EXERCISE OBJECTIVE. In the records below, find the line with "Parse this screenshot: output"; retype that line and all the following lines through the end, exactly, and add nothing.

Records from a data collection
-=-=-
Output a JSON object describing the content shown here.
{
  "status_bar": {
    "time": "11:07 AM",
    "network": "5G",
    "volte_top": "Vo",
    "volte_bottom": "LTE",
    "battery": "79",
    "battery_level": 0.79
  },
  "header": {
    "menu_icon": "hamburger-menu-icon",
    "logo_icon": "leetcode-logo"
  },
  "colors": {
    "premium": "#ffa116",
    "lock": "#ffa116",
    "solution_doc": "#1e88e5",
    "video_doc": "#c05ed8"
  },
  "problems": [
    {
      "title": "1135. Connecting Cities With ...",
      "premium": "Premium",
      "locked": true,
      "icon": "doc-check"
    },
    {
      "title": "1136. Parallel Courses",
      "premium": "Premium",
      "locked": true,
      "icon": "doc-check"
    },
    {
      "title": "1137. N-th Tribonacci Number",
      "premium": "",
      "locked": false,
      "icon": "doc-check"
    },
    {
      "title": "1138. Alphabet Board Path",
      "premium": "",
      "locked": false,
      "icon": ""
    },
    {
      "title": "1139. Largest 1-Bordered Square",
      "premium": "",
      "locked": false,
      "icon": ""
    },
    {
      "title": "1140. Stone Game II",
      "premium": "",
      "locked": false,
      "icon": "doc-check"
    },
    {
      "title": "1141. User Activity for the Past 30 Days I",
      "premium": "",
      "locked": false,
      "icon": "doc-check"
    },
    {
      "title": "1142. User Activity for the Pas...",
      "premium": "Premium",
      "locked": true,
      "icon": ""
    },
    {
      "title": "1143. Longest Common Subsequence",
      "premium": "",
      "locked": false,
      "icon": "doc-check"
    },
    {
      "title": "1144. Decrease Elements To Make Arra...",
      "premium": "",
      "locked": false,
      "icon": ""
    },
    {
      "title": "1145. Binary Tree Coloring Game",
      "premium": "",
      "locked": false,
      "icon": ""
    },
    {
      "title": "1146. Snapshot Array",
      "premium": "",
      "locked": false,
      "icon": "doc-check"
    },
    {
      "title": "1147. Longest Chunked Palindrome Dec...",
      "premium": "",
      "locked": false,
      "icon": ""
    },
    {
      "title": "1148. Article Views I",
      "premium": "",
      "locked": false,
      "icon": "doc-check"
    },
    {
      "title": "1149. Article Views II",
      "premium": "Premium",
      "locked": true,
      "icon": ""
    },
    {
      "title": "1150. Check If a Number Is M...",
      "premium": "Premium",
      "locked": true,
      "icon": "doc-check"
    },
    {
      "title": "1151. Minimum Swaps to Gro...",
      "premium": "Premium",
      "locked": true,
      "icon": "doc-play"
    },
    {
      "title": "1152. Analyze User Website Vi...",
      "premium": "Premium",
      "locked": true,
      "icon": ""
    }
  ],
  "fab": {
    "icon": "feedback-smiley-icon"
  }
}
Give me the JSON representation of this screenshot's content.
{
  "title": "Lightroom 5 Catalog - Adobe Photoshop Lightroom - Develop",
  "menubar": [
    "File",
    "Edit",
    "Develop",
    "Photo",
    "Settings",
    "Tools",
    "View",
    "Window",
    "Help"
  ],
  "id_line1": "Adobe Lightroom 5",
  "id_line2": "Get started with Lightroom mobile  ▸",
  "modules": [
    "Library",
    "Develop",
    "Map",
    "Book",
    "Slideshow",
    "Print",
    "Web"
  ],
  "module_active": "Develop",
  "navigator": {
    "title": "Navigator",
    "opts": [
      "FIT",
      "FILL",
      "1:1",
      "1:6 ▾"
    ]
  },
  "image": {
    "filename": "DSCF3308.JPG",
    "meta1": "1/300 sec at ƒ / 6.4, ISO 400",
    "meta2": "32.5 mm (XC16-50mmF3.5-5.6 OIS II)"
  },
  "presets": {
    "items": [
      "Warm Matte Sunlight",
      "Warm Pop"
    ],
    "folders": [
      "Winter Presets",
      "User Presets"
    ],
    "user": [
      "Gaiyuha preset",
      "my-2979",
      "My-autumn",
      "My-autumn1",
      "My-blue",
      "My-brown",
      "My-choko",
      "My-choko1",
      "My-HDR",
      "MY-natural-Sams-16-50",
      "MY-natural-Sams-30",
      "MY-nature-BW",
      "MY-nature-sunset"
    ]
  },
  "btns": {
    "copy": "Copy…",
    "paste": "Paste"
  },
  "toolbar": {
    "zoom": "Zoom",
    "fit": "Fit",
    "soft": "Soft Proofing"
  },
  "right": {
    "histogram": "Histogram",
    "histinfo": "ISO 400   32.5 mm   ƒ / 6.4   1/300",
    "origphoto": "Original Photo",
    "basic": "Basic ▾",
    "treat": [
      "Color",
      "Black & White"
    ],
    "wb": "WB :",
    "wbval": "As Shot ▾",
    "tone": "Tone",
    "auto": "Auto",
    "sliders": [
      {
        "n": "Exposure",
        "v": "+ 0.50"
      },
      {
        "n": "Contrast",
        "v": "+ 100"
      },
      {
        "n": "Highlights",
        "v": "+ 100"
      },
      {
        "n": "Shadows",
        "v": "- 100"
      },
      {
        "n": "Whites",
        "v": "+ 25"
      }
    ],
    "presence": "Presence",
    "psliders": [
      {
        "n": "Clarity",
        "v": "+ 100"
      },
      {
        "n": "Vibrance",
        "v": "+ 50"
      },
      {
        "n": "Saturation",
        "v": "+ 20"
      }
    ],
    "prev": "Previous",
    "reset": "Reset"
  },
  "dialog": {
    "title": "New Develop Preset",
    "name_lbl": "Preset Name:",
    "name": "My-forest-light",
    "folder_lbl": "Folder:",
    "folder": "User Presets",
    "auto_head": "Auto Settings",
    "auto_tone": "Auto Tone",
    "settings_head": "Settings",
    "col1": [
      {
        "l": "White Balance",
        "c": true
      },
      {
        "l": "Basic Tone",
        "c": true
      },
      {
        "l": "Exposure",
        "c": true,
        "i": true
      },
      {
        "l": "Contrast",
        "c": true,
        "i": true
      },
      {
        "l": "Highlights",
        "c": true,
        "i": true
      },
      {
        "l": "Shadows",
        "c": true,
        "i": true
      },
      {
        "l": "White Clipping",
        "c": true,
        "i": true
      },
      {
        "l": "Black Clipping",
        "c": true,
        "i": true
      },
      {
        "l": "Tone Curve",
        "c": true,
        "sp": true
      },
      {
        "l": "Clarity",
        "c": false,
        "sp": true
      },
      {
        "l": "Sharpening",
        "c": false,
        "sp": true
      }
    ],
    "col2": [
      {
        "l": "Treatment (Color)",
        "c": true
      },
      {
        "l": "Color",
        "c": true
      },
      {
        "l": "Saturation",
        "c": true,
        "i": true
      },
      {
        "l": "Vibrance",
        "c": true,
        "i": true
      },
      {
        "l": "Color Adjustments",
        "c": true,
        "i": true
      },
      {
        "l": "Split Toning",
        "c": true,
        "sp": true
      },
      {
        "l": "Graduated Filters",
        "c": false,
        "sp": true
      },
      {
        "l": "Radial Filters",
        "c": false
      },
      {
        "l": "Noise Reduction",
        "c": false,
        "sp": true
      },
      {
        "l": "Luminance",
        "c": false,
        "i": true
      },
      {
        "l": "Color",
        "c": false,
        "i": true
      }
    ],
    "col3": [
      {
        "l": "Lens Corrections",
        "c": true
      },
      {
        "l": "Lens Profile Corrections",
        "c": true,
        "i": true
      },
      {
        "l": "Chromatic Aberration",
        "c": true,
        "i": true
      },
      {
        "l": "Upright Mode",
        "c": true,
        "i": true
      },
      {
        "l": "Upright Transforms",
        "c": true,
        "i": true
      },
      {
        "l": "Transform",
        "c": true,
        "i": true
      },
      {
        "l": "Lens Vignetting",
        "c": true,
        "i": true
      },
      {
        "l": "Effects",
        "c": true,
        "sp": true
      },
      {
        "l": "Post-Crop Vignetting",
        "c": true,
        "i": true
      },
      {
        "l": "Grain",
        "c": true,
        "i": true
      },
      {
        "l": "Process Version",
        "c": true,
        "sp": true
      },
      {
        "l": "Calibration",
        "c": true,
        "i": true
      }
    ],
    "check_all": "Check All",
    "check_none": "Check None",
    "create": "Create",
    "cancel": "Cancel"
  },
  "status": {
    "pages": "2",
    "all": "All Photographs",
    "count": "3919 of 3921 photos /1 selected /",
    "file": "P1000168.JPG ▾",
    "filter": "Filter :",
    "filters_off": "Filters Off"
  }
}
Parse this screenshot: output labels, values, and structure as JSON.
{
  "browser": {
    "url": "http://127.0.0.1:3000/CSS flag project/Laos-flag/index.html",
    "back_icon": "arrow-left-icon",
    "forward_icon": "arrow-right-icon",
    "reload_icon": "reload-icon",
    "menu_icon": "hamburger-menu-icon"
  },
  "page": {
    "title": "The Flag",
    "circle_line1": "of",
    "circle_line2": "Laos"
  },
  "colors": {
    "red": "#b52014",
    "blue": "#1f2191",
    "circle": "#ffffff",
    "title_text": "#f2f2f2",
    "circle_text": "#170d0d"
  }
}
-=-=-
ANSWER FOR THE TASK.
Parse this screenshot: output labels, values, and structure as JSON.
{
  "browser": {
    "url": "http://127.0.0.1:3000/CSS flag project/Laos-flag/index.html",
    "back_icon": "arrow-left-icon",
    "forward_icon": "arrow-right-icon",
    "reload_icon": "reload-icon",
    "menu_icon": "hamburger-menu-icon"
  },
  "page": {
    "title": "The Flag",
    "circle_line1": "of",
    "circle_line2": "Laos"
  },
  "colors": {
    "red": "#b52014",
    "blue": "#1f2191",
    "circle": "#ffffff",
    "title_text": "#f2f2f2",
    "circle_text": "#170d0d"
  }
}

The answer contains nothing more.